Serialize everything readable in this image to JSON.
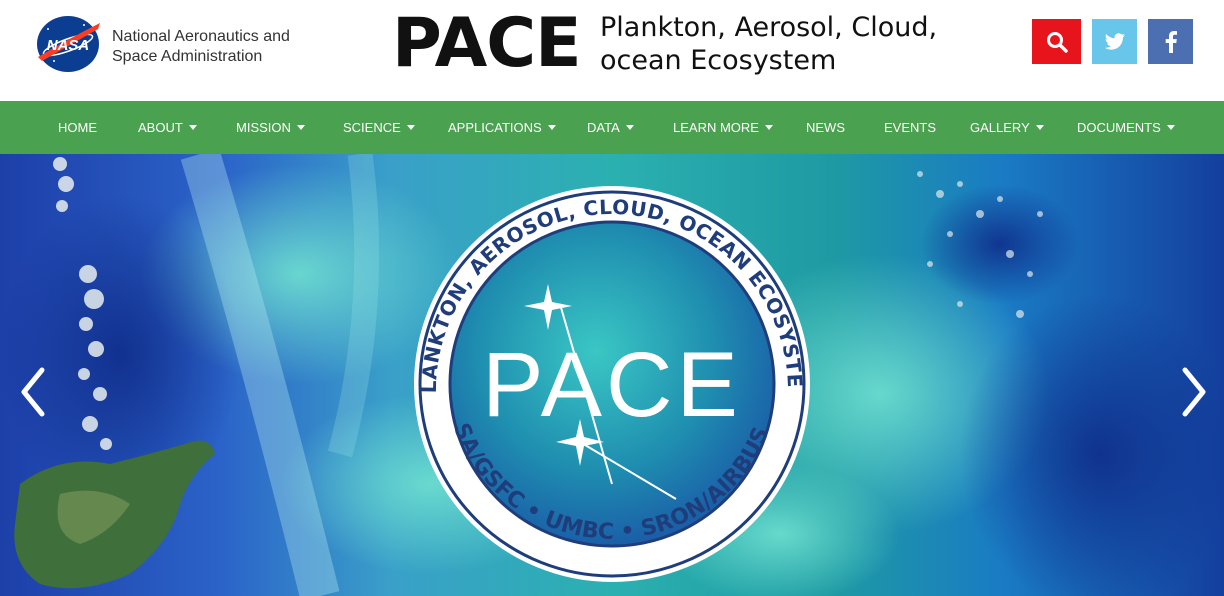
{
  "agency": {
    "logo_text": "NASA",
    "line1": "National Aeronautics and",
    "line2": "Space Administration"
  },
  "mission": {
    "title": "PACE",
    "subtitle_line1": "Plankton, Aerosol, Cloud,",
    "subtitle_line2": "ocean Ecosystem"
  },
  "social": {
    "search_icon": "search-icon",
    "twitter_icon": "twitter-icon",
    "facebook_icon": "facebook-icon",
    "colors": {
      "search": "#e8141c",
      "twitter": "#67c6e9",
      "facebook": "#4b6fb0"
    }
  },
  "nav": {
    "color": "#4aa14f",
    "items": [
      {
        "label": "HOME",
        "has_dropdown": false
      },
      {
        "label": "ABOUT",
        "has_dropdown": true
      },
      {
        "label": "MISSION",
        "has_dropdown": true
      },
      {
        "label": "SCIENCE",
        "has_dropdown": true
      },
      {
        "label": "APPLICATIONS",
        "has_dropdown": true
      },
      {
        "label": "DATA",
        "has_dropdown": true
      },
      {
        "label": "LEARN MORE",
        "has_dropdown": true
      },
      {
        "label": "NEWS",
        "has_dropdown": false
      },
      {
        "label": "EVENTS",
        "has_dropdown": false
      },
      {
        "label": "GALLERY",
        "has_dropdown": true
      },
      {
        "label": "DOCUMENTS",
        "has_dropdown": true
      }
    ]
  },
  "hero": {
    "badge": {
      "ring_top": "PLANKTON, AEROSOL, CLOUD, OCEAN ECOSYSTEM",
      "ring_bottom": "NASA/GSFC • UMBC • SRON/AIRBUS NL",
      "center_text": "PACE"
    },
    "prev_icon": "chevron-left-icon",
    "next_icon": "chevron-right-icon"
  }
}
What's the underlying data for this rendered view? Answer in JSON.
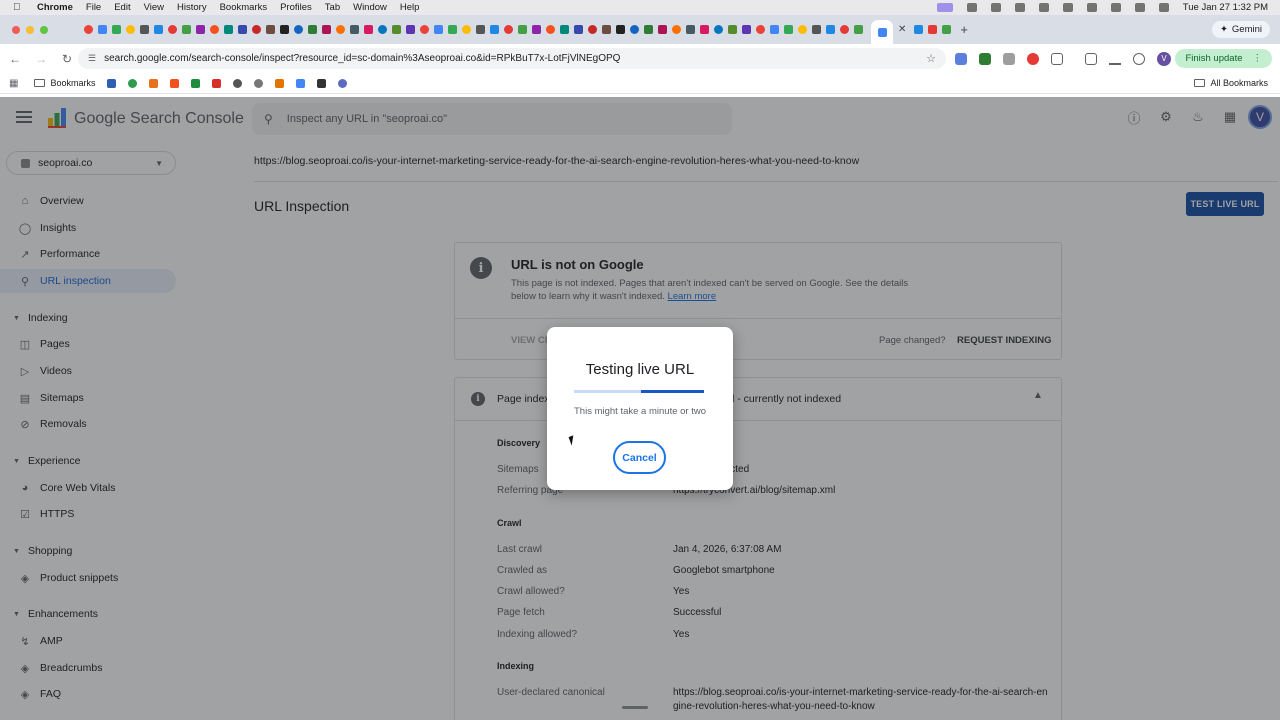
{
  "menubar": {
    "app": "Chrome",
    "menus": [
      "File",
      "Edit",
      "View",
      "History",
      "Bookmarks",
      "Profiles",
      "Tab",
      "Window",
      "Help"
    ],
    "clock": "Tue Jan 27  1:32 PM"
  },
  "browser": {
    "gemini_label": "Gemini",
    "url": "search.google.com/search-console/inspect?resource_id=sc-domain%3Aseoproai.co&id=RPkBuT7x-LotFjVlNEgOPQ",
    "profile_initial": "V",
    "finish_update_label": "Finish update",
    "bookmarks_label": "Bookmarks",
    "all_bookmarks_label": "All Bookmarks"
  },
  "header": {
    "product_name": "Google Search Console",
    "search_placeholder": "Inspect any URL in \"seoproai.co\"",
    "avatar_initial": "V"
  },
  "sidebar": {
    "property": "seoproai.co",
    "items_top": [
      {
        "label": "Overview",
        "icon": "home-icon"
      },
      {
        "label": "Insights",
        "icon": "lightbulb-icon"
      },
      {
        "label": "Performance",
        "icon": "trending-icon"
      },
      {
        "label": "URL inspection",
        "icon": "search-icon",
        "active": true
      }
    ],
    "sections": [
      {
        "title": "Indexing",
        "items": [
          "Pages",
          "Videos",
          "Sitemaps",
          "Removals"
        ]
      },
      {
        "title": "Experience",
        "items": [
          "Core Web Vitals",
          "HTTPS"
        ]
      },
      {
        "title": "Shopping",
        "items": [
          "Product snippets"
        ]
      },
      {
        "title": "Enhancements",
        "items": [
          "AMP",
          "Breadcrumbs",
          "FAQ"
        ]
      }
    ]
  },
  "main": {
    "inspected_url": "https://blog.seoproai.co/is-your-internet-marketing-service-ready-for-the-ai-search-engine-revolution-heres-what-you-need-to-know",
    "page_title": "URL Inspection",
    "test_live_url_label": "TEST LIVE URL",
    "status_card": {
      "title": "URL is not on Google",
      "body": "This page is not indexed. Pages that aren't indexed can't be served on Google. See the details below to learn why it wasn't indexed.",
      "learn_more": "Learn more",
      "view_crawled_label": "VIEW CR",
      "page_changed_label": "Page changed?",
      "request_indexing_label": "REQUEST INDEXING"
    },
    "indexing_card": {
      "header": "Page indexi",
      "status": "xed: Crawled - currently not indexed",
      "discovery_title": "Discovery",
      "sitemaps_label": "Sitemaps",
      "sitemaps_value": "itemaps detected",
      "referring_label": "Referring page",
      "referring_value": "https://tryconvert.ai/blog/sitemap.xml",
      "crawl_title": "Crawl",
      "crawl_rows": [
        {
          "label": "Last crawl",
          "value": "Jan 4, 2026, 6:37:08 AM"
        },
        {
          "label": "Crawled as",
          "value": "Googlebot smartphone"
        },
        {
          "label": "Crawl allowed?",
          "value": "Yes"
        },
        {
          "label": "Page fetch",
          "value": "Successful"
        },
        {
          "label": "Indexing allowed?",
          "value": "Yes"
        }
      ],
      "indexing_title": "Indexing",
      "canonical_label": "User-declared canonical",
      "canonical_value": "https://blog.seoproai.co/is-your-internet-marketing-service-ready-for-the-ai-search-engine-revolution-heres-what-you-need-to-know"
    }
  },
  "dialog": {
    "title": "Testing live URL",
    "subtitle": "This might take a minute or two",
    "cancel_label": "Cancel"
  }
}
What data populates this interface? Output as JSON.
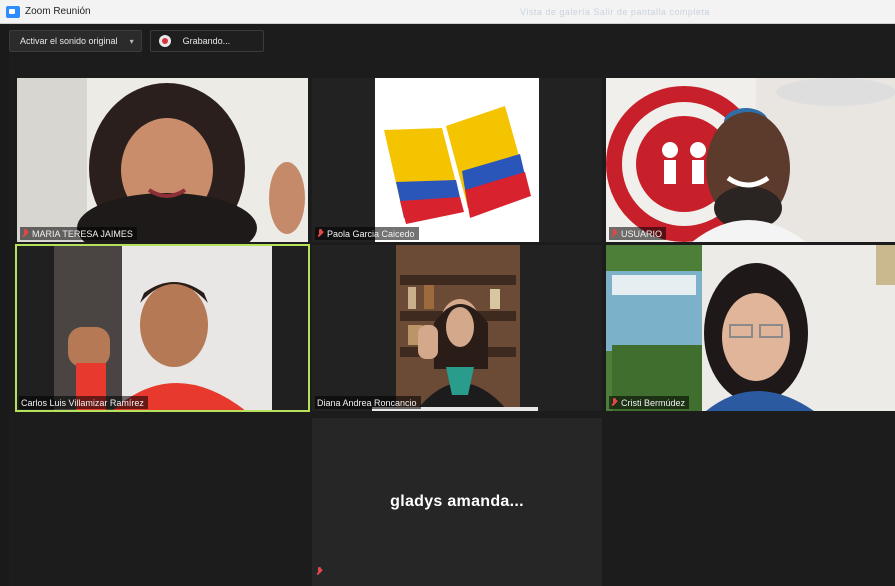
{
  "window": {
    "title": "Zoom Reunión",
    "faded_text": "Vista de galería   Salir de pantalla completa"
  },
  "topbar": {
    "audio_label": "Activar el sonido original",
    "recording_label": "Grabando..."
  },
  "colors": {
    "active_speaker_border": "#b6e15b",
    "muted_icon": "#e0494a"
  },
  "participants": [
    {
      "name": "MARIA TERESA JAIMES",
      "muted": true
    },
    {
      "name": "Paola Garcia Caicedo",
      "muted": true
    },
    {
      "name": "USUARIO",
      "muted": true
    },
    {
      "name": "Carlos Luis Villamizar Ramírez",
      "muted": false,
      "active": true
    },
    {
      "name": "Diana Andrea Roncancio",
      "muted": false
    },
    {
      "name": "Cristi Bermúdez",
      "muted": true
    },
    {
      "name": "gladys amanda...",
      "muted": true,
      "video_off": true
    }
  ]
}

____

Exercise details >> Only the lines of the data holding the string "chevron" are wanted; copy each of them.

Task solution >>
    "prev_icon": "chevron-left-icon",
    "next_icon": "chevron-right-icon"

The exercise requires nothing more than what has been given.